----- RECORD EXCERPTS -----

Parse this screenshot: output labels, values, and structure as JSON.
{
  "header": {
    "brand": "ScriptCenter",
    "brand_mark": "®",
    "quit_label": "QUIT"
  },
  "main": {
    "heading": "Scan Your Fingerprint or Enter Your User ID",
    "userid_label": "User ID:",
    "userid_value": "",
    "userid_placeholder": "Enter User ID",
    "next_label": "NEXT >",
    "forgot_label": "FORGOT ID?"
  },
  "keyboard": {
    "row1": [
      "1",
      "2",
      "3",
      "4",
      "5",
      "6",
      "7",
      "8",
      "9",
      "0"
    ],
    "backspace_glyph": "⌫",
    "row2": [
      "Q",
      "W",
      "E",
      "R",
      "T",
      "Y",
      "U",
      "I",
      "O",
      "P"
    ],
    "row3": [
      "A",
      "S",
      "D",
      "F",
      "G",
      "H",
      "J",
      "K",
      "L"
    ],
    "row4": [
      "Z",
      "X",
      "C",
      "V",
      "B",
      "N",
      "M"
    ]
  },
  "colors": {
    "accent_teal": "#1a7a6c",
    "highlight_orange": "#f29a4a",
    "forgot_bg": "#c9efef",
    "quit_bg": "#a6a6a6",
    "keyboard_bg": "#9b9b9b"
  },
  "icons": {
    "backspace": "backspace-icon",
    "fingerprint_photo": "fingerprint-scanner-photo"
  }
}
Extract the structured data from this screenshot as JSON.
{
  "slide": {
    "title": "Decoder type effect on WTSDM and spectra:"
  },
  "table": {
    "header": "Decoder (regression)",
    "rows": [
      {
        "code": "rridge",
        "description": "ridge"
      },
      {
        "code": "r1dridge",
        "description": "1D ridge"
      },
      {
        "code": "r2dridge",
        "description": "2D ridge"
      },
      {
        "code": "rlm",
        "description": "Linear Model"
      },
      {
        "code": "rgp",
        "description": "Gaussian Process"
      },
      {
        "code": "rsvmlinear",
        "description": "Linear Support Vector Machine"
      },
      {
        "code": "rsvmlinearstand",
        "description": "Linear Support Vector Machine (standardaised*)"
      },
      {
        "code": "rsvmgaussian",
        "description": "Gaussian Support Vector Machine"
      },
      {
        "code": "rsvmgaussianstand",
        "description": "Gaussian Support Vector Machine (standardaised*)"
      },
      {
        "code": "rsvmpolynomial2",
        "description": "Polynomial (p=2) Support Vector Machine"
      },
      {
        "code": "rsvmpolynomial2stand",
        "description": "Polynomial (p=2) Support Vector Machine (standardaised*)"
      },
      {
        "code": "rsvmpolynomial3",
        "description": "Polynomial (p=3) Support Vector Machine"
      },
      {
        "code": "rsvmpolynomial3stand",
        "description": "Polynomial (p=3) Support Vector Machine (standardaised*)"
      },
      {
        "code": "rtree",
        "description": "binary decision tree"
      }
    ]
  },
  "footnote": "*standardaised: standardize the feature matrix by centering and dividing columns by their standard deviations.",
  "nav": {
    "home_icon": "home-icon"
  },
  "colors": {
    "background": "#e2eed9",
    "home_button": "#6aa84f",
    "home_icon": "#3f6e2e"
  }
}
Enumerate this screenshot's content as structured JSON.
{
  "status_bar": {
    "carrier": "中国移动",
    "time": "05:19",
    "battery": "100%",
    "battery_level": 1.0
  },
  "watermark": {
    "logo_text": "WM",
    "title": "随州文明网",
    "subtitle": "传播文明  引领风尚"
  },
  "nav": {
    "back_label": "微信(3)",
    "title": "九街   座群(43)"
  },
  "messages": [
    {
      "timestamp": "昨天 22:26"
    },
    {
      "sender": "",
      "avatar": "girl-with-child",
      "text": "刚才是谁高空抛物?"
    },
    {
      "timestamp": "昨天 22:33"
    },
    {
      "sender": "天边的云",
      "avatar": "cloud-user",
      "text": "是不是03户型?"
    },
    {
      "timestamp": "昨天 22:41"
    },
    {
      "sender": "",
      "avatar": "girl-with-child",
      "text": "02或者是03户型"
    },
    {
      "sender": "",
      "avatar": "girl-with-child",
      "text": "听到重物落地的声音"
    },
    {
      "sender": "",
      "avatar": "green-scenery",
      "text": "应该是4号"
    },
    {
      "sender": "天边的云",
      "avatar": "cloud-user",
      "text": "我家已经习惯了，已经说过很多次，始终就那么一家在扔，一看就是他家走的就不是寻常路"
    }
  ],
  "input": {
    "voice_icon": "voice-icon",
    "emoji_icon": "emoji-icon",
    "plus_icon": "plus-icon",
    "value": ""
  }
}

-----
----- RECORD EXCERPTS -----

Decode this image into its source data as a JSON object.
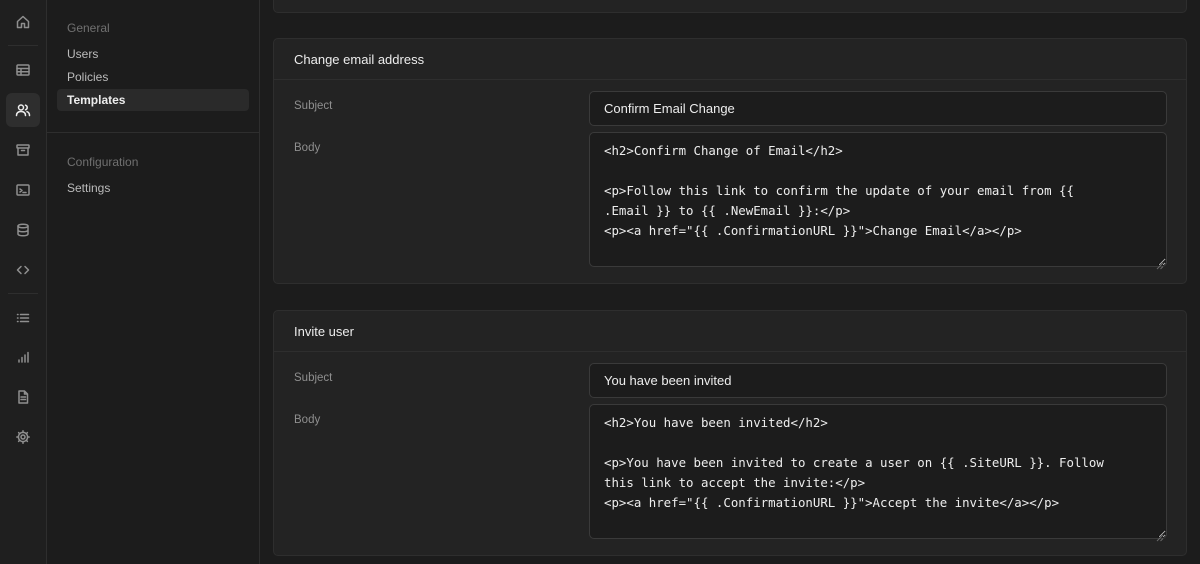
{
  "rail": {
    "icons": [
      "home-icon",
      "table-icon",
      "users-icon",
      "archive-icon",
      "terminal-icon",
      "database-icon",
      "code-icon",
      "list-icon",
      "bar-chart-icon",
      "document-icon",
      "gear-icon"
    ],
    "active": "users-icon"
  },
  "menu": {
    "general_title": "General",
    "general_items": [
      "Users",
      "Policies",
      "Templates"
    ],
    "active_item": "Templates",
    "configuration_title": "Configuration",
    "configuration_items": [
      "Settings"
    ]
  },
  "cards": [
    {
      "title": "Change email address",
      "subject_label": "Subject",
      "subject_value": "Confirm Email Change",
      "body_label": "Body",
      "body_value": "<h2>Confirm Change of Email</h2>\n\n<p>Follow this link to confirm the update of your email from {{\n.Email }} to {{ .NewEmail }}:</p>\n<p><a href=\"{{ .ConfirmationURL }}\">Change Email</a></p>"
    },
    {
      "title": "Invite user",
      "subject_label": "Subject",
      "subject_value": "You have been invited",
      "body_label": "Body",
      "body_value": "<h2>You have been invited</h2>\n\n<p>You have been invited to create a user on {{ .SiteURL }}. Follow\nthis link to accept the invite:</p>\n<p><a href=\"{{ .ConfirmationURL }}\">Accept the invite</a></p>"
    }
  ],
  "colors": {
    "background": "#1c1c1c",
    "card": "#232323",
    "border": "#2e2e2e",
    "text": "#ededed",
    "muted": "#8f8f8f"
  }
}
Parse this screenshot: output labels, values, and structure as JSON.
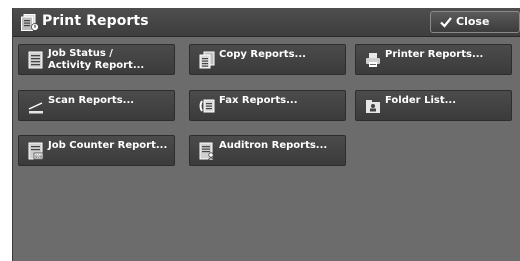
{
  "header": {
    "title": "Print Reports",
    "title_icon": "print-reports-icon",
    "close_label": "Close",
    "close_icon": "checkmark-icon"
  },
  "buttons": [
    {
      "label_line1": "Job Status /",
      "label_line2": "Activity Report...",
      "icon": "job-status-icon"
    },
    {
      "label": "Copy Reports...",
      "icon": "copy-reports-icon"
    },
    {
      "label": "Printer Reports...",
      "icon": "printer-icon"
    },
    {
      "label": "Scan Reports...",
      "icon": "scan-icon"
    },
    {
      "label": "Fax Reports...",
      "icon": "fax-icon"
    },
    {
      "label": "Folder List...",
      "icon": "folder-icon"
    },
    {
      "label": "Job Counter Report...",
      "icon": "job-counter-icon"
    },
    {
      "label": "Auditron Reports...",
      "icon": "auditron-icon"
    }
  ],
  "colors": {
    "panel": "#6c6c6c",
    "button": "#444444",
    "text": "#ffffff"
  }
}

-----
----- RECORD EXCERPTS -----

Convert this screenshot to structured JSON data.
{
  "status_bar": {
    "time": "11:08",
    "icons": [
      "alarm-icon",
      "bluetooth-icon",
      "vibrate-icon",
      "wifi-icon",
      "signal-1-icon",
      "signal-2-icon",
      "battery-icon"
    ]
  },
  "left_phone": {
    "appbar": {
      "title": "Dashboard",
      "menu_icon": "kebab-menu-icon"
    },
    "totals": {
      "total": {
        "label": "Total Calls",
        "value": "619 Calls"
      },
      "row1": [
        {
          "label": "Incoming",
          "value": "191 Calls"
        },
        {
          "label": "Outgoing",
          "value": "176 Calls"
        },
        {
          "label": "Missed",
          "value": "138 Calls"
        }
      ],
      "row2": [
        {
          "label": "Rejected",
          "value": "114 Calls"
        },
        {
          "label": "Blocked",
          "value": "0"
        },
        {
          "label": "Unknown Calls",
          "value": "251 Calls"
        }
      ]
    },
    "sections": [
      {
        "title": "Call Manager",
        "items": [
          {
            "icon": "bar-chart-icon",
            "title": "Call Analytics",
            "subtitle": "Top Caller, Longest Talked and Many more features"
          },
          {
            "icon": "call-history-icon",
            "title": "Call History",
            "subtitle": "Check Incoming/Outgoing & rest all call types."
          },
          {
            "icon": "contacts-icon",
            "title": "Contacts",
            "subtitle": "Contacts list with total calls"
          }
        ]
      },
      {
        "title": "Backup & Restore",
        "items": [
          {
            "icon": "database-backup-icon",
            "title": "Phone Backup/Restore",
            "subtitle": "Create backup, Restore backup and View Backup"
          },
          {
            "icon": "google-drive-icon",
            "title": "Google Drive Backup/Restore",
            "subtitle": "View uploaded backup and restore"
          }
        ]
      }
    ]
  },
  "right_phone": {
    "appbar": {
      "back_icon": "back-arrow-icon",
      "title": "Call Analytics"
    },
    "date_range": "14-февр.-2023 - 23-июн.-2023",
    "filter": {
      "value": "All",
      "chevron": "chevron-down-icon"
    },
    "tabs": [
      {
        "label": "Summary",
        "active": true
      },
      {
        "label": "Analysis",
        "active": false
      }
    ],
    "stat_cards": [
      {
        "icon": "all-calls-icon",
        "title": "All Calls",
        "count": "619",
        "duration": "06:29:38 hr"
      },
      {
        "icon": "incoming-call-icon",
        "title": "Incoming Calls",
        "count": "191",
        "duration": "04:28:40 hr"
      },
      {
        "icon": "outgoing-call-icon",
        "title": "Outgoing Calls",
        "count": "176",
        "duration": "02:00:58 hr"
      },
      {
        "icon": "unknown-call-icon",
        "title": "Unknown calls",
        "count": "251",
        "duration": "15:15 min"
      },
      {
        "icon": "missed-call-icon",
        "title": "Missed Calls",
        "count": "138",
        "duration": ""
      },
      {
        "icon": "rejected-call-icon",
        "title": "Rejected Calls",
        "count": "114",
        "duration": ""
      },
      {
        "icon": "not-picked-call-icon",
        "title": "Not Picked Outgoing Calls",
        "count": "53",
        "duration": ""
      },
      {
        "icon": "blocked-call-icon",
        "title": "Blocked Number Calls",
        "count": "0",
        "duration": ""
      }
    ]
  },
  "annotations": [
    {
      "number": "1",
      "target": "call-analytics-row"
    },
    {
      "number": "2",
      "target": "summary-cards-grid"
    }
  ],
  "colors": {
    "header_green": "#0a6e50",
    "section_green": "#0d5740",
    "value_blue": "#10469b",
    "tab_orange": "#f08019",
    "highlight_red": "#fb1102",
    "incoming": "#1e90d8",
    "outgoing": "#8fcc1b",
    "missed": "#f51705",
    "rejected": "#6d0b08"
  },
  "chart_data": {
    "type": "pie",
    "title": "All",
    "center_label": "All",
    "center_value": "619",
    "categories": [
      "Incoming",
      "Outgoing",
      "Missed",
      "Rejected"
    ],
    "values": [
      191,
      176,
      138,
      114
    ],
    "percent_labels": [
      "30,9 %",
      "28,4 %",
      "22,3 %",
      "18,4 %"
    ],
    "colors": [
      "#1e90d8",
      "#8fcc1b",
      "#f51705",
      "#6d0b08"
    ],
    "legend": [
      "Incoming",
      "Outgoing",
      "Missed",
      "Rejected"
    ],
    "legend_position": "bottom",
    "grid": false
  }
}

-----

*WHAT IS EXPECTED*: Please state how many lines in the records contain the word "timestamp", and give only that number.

*OUTPUT OF THE TASK*: 3